Lost in Space Reviews
Amazing how badly Hollywood can get it sometimes.
However, I think the movie struggled a bit because it was trying to fit into the mold of the original TV series too much. As a result they had to include a specific list of characters and both daughters were utterly useless in the plot. They are given moments to do things, but this film was so heavily focused on Will Robinson's relationship with his father that having these other kids in the way just needlessly cluttered the film with subplots. So we get the pointless romance to keep Heather Graham doing something, and we get annoying diary entries and a terrible CGI alien so we have a reason to look at Lacey Chabert from time to time.
The story is not a unique one, but it is interesting because of how they utilize time travel to explore what might happen. I'm a sucker for a good story of the kid who feels neglected by his father and therefore has to choose whether to follow in his footsteps or go along a darker path. Again, this is where Gary Oldman gets his moments to shine and he takes full advantage as the perfectly villainous Dr. Smith. There are some definite missteps and I don't know if the final resolution is satisfying, but it's not a completely terrible movie as I think it often gets labeled. Still, now that I've seen it again, I can't recommend it either.
What a shit show.
It's a shame what you have to sit through to get to it.
If ever a film was a pre-packaged, made-by-committee, Hollywood product - Lost in Space is it. Here's what I reckon went down:
1. Ransack old television series, fitting our desire to NOT have an original product onscreen, AND our perceived knowledge in the power of nostalgia to sell tickets...CHECK!!!
(shame that Lost in Space the 60s TV series wasn't THAT widely beloved anyway, beyond geeky/campy circles, so no one was clamoring for a reboot, shame perhaps that the tone of this flick eschewed the campy fun of the series)
2. Of course, we'll have to throw in some extra elements that will appeal to modern audiences
(shame that the pieces don't really fit together that well. I quite liked the blatant Star Wars-rip-off dogfight in the opening reel, but that's just eye candy. I also enjoyed the Aliens-like escape from the killer spiders bit in the middle. But shame about the dreary slogs surrounding)
3. Bring in a couple of Oscar-nominees to give the film some cred with the oldies and critics.

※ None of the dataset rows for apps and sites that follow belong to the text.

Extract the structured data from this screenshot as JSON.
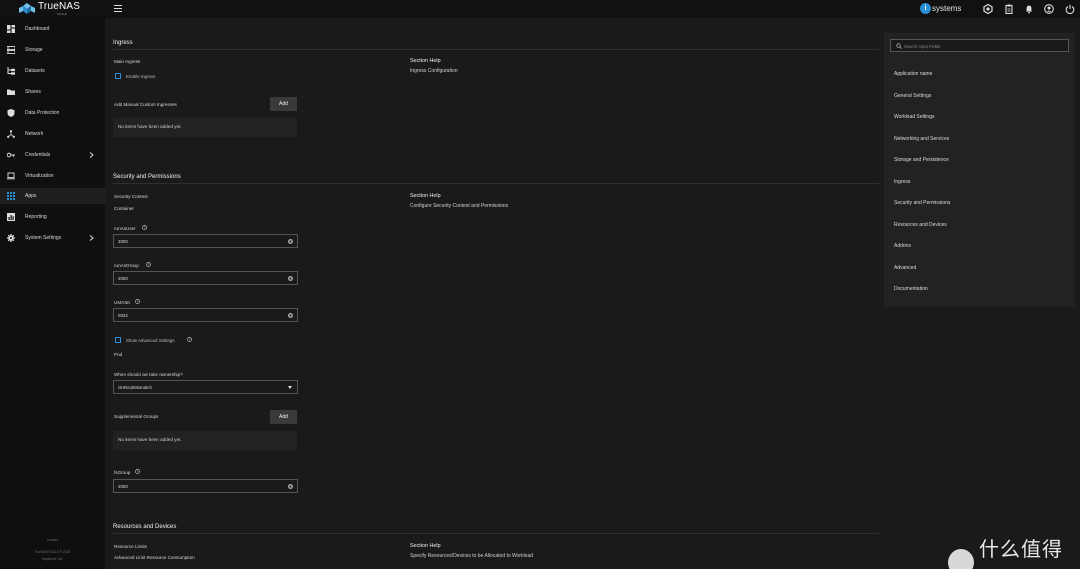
{
  "topbar": {
    "brand": "TrueNAS",
    "brand_sub": "SCALE",
    "partner_logo": "systems",
    "icons": [
      "truecommand-icon",
      "clipboard-icon",
      "bell-icon",
      "account-icon",
      "power-icon"
    ]
  },
  "sidebar": {
    "items": [
      {
        "label": "Dashboard",
        "icon": "dashboard-icon"
      },
      {
        "label": "Storage",
        "icon": "storage-icon"
      },
      {
        "label": "Datasets",
        "icon": "datasets-icon"
      },
      {
        "label": "Shares",
        "icon": "shares-icon"
      },
      {
        "label": "Data Protection",
        "icon": "shield-icon"
      },
      {
        "label": "Network",
        "icon": "network-icon"
      },
      {
        "label": "Credentials",
        "icon": "key-icon",
        "has_children": true
      },
      {
        "label": "Virtualization",
        "icon": "laptop-icon"
      },
      {
        "label": "Apps",
        "icon": "apps-icon",
        "active": true
      },
      {
        "label": "Reporting",
        "icon": "chart-icon"
      },
      {
        "label": "System Settings",
        "icon": "gear-icon",
        "has_children": true
      }
    ],
    "footer": {
      "hostname": "truenas",
      "version": "TrueNAS SCALE ® 2024",
      "company": "iXsystems, Inc."
    }
  },
  "ingress": {
    "title": "Ingress",
    "main_ingress_label": "Main Ingress",
    "enable_ingress_label": "Enable Ingress",
    "section_help_title": "Section Help",
    "section_help_text": "Ingress Configuration",
    "custom_label": "Add Manual Custom Ingresses",
    "add_label": "Add",
    "empty_text": "No items have been added yet."
  },
  "security": {
    "title": "Security and Permissions",
    "security_context_label": "Security Context",
    "container_label": "Container",
    "section_help_title": "Section Help",
    "section_help_text": "Configure Security Context and Permissions",
    "run_as_user_label": "runAsUser",
    "run_as_user_value": "3000",
    "run_as_group_label": "runAsGroup",
    "run_as_group_value": "3000",
    "umask_label": "UMASK",
    "umask_value": "0022",
    "show_advanced_label": "Show Advanced Settings",
    "pod_label": "Pod",
    "ownership_label": "When should we take ownership?",
    "ownership_value": "OnRootMismatch",
    "supplemental_label": "Supplemental Groups",
    "add_label": "Add",
    "empty_text": "No items have been added yet.",
    "fs_group_label": "fsGroup",
    "fs_group_value": "3000"
  },
  "resources": {
    "title": "Resources and Devices",
    "limits_label": "Resource Limits",
    "advanced_limit_label": "Advanced Limit Resource Consumption",
    "section_help_title": "Section Help",
    "section_help_text": "Specify Resources/Devices to be Allocated to Workload"
  },
  "right_panel": {
    "search_placeholder": "Search Input Fields",
    "items": [
      "Application name",
      "General Settings",
      "Workload Settings",
      "Networking and Services",
      "Storage and Persistence",
      "Ingress",
      "Security and Permissions",
      "Resources and Devices",
      "Addons",
      "Advanced",
      "Documentation"
    ]
  },
  "watermark": {
    "text": "什么值得买"
  },
  "colors": {
    "accent": "#2a8fd0",
    "sidebar_bg": "#0f0f0f",
    "main_bg": "#1a1a1a",
    "panel_bg": "#222222"
  }
}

(shame that William Hurt (while decent here, he's been far more indulgent elsewhere) is going to be miscast in ANY story that emphasises plot and fun over character and potential-Oscar-noms, shame that Gary Oldman (who CAN be OTT fun - eg: The Professional) is a little subdued here...until his turn as a creepy-as-hell CGI spider....WTF!!!)
4. Cast Joey from Friends to lock-in the 20 and 30 somethings
(Yes, Friends/LeBlanc were at the height of their popularity in the late 90s. But shame that the majority of folk who watched Friends would only go to a science fiction flick IF IT WERE GOOD)
5. Add a couple of hotties who look good in space spandex
(OK, so unlike her Dorian Gray-like ex-hubbie, Mimi Rogers might have seen better days, but she still filled the spandex nicely. And Heather Graham...well, HEATHER GRAHAM. But kind of a shame that both ladies/characters were sidelined to do little more than pine for/kiss the male heroes)
6. Don't forget the kids!!! Make sure we appeal to them
(OK, Jack Johnson is pretty great as Will Robinson. But Lacey Chabert as Penny is like fingernails on a blackboard...but hey, she was in Party of Five, the kids know/love/want to be her - throw her in! But it's not the casting that's the problem here...)
In fact, pre-packaged, made-by-committee, Hollywood products CAN work. And - arguably William Hurt aside - the casting isn't really the problem with Lost in Space.
The problem is that the film is not made with any passion or drive or love. It looks great, and tepid direction aside - the performers are mostly game. But there's little momentum and drive and wit and fun. The vibe is too somber and sometimes Spider-Smith creepy. The pace is too staid. The story is a cross between a dreary time-travel episode of Star Trek and a Seventh Heaven episode about making sure we tell our loved ones we love them. It's obvious with being clever. It's corny without being fun. Johnson -- and intermittently Le Blanc and Oldman - bring things to life with some enthusiasm. Mimi has a nice "pissing contest" speech. The spider attack scene reminds me a bit of The Incredibles scene with the black globules on the bridge, and not in a bad way. The film is not a total loss. I'm glad I've seen it.
But the best part is by FAR the John Williams theme at the end. Next time I'll just fast forward directly to that.